Prospective employees who are citizens or residents of embargoed, sanctioned, or prohibited countries shall be discussed with the University Export Control Officer (UECO) as soon as possible. Such consultation may expedite handling of possible licensing requirements and can reduce possible delays in work participation by the prospective employee.
Deemed Export Attestation
The United States Citizenship and Immigration Services requires employers to complete Part 6 of Form I-129, the “deemed export attestation”, for H-1B, H-1B1, L-1, or 0-1A non-immigrant worker visa applicants to affirm that the prospective employee covered by the visa request (1) will not be exposed to restricted technology/technical data that would require an export license; or (2) an export license will be obtained before that employee is given access to that information/technology.
In order to complete this attestation the applicant must first assess what technology/technical data the foreign national will need access to as a part of their work at the University.
If the items that the foreign national will be exposed to are (1) not military, space, or intelligence in nature, (2) freely available for purchase by the general public, and (3) contain no information related to the development, production or use of those products that is not included in all sales to the general public then it is likely that no license will be required. However, if an item is military in nature, or specifically designed, developed, configured, adapted, or modified for military application a license will always be required, including if the foreign national will be exposed to technical data related to the item. If an item is not primarily military in nature but the foreign national will have access to related information or data that is not available to the general public then a classification will have to be made on the Commerce Control List (CCL) to determine whether a license may be required.

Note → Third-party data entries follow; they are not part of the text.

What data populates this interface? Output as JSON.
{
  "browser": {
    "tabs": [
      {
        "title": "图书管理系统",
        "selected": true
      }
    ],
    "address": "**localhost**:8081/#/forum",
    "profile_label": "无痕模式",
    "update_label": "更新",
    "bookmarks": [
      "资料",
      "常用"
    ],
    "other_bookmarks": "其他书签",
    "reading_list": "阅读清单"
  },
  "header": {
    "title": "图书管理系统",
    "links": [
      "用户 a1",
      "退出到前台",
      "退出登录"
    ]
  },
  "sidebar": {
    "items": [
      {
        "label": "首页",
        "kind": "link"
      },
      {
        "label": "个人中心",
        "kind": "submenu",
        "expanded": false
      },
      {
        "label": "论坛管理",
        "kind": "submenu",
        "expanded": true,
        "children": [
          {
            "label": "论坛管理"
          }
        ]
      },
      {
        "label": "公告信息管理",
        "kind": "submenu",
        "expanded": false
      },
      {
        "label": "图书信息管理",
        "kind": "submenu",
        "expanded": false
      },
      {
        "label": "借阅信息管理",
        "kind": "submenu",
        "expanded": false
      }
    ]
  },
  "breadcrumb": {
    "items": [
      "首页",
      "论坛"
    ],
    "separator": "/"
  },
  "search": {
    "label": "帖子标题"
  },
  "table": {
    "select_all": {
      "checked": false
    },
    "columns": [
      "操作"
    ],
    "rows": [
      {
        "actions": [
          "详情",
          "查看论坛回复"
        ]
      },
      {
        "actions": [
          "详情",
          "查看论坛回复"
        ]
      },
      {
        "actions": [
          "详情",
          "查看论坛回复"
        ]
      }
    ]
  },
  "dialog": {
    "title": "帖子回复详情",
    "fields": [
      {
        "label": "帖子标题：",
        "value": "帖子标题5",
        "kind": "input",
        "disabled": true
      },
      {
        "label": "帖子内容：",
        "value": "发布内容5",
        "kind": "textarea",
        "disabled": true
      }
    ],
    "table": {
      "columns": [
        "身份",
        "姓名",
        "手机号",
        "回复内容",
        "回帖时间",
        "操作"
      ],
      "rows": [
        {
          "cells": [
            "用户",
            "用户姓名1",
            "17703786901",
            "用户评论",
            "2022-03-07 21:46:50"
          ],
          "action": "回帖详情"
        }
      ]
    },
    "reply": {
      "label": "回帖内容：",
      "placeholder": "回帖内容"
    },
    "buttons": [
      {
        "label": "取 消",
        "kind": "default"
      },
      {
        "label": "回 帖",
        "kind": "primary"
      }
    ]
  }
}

“Technology” is the term used by the The Department of Commerce Bureau of Industry and Security (BIS) in its Export Administration Regulations (EAR) to reference information necessary for the development, production or use of a product that may be found in the CCL. “Technical Data” is a term used by the State Department Directorate of Defense Trade Controls (DDTC) in its International Traffic in Arms Regulations (ITAR). Under ITAR an item or technical data relating to that item will be considered a defense article if that item is found on the United States Munitions List (USML) or if that item is specifically designed, developed, configured, adapted or modified for military application.
To determine whether or not a prospective employee entering the U.S. under one of the above-mentioned Visas will be exposed to technology or technical data such that a license may be required it may be helpful to use this checklist.
1. Is the prospective employee a citizen or resident of an embargoed, sanctioned, or prohibited country?
2. Will the prospective employee have access to encryption technology (beyond commercially available software)?
3. Will the potential employee be involved in a project that: (a) has a Technology Control Plan (TCP) in place; (b) requires approval, or prohibits use, of foreign citizens on the project; (c) has a military purpose or military funding; (d) involves spacecraft, satellites, rockets, missiles, unmanned aerial vehicles or related items or technology; (e) requires sponsor approval prior to publication or discussion at an open conference; or (f) requires access to proprietary information protected under a non-disclosure agreement?
If you answered “yes” to any of these three questions, contact the UECO and provide all available information related to the project and the prospective employee.